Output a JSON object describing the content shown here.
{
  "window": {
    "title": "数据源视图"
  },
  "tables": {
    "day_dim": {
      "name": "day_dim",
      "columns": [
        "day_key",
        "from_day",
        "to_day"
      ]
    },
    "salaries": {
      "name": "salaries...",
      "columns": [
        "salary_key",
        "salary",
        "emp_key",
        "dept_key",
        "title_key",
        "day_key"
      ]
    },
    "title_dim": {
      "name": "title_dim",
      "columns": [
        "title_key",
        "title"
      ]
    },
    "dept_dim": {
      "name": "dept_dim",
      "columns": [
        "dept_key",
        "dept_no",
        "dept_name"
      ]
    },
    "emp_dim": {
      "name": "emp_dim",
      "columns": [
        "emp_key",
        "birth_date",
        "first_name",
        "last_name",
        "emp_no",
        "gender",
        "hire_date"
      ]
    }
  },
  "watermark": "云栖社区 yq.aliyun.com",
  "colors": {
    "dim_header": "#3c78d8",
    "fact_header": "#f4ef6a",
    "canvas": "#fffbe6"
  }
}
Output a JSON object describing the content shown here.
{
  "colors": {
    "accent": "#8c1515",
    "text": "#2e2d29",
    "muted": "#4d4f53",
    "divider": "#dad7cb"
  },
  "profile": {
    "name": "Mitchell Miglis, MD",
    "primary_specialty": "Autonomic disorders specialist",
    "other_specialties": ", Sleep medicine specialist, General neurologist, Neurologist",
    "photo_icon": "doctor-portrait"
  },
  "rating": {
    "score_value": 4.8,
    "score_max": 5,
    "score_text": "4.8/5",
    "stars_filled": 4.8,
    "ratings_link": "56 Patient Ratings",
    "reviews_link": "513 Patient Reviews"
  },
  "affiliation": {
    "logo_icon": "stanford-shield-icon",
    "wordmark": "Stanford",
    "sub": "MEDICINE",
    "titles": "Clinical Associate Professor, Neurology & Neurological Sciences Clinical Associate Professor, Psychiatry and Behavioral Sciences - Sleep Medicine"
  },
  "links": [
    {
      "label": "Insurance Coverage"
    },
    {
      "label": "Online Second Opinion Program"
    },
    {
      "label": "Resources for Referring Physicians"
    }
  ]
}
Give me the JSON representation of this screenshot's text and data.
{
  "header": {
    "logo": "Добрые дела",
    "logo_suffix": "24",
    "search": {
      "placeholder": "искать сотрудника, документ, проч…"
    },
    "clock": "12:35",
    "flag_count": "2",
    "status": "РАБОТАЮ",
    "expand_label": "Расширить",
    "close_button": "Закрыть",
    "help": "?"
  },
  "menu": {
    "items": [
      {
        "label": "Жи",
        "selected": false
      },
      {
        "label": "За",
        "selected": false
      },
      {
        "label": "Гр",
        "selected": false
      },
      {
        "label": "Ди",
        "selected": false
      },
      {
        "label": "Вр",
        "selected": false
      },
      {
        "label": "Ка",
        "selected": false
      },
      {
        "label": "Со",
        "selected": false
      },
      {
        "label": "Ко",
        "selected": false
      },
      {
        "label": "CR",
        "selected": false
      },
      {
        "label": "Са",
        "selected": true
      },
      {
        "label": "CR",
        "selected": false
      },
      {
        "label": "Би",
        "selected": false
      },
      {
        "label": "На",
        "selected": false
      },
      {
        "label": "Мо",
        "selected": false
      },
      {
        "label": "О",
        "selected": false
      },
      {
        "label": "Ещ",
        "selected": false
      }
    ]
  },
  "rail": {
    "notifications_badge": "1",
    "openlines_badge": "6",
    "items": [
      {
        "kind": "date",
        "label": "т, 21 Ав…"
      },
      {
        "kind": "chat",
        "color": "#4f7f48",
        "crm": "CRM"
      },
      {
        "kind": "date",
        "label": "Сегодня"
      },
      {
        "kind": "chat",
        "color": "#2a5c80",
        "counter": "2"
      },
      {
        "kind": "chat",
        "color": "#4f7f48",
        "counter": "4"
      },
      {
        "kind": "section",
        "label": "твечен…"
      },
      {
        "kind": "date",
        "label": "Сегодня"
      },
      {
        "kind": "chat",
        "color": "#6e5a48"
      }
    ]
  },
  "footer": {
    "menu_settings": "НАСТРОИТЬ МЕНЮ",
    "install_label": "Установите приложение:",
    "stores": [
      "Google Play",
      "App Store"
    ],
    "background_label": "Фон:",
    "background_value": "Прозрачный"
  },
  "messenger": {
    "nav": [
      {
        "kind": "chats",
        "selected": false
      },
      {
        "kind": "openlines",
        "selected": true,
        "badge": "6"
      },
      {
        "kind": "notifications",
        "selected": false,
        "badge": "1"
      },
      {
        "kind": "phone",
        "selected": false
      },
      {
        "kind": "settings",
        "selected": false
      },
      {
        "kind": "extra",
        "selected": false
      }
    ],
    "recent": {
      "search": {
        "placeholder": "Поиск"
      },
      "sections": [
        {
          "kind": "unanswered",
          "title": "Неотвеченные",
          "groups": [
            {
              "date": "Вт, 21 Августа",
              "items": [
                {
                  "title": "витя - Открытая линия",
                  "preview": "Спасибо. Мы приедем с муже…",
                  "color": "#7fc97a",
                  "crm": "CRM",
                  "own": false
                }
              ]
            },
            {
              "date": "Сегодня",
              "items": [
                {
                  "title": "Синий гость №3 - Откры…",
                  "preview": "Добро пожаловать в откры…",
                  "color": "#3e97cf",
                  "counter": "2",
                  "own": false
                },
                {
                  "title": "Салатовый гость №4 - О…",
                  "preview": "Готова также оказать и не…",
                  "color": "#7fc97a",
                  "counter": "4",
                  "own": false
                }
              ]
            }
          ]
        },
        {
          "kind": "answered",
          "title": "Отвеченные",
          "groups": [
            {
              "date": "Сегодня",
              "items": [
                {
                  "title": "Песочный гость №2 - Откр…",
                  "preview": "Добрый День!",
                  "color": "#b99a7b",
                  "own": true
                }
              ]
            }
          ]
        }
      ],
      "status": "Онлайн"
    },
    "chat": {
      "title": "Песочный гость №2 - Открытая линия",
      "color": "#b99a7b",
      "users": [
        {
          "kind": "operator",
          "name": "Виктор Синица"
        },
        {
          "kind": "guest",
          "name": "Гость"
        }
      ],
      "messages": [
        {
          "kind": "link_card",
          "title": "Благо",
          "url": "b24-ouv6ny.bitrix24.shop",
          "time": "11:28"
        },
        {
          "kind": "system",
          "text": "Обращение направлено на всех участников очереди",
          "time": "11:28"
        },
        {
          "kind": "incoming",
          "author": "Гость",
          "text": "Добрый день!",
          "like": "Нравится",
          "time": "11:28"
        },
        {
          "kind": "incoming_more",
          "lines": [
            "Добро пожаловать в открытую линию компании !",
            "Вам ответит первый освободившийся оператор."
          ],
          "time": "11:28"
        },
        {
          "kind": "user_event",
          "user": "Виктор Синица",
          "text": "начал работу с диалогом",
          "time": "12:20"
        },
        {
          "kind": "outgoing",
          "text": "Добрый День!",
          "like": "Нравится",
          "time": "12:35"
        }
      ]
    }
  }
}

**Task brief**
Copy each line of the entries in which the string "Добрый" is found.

**Result of the exercise**
                  "preview": "Добрый День!",
          "text": "Добрый день!",
          "text": "Добрый День!",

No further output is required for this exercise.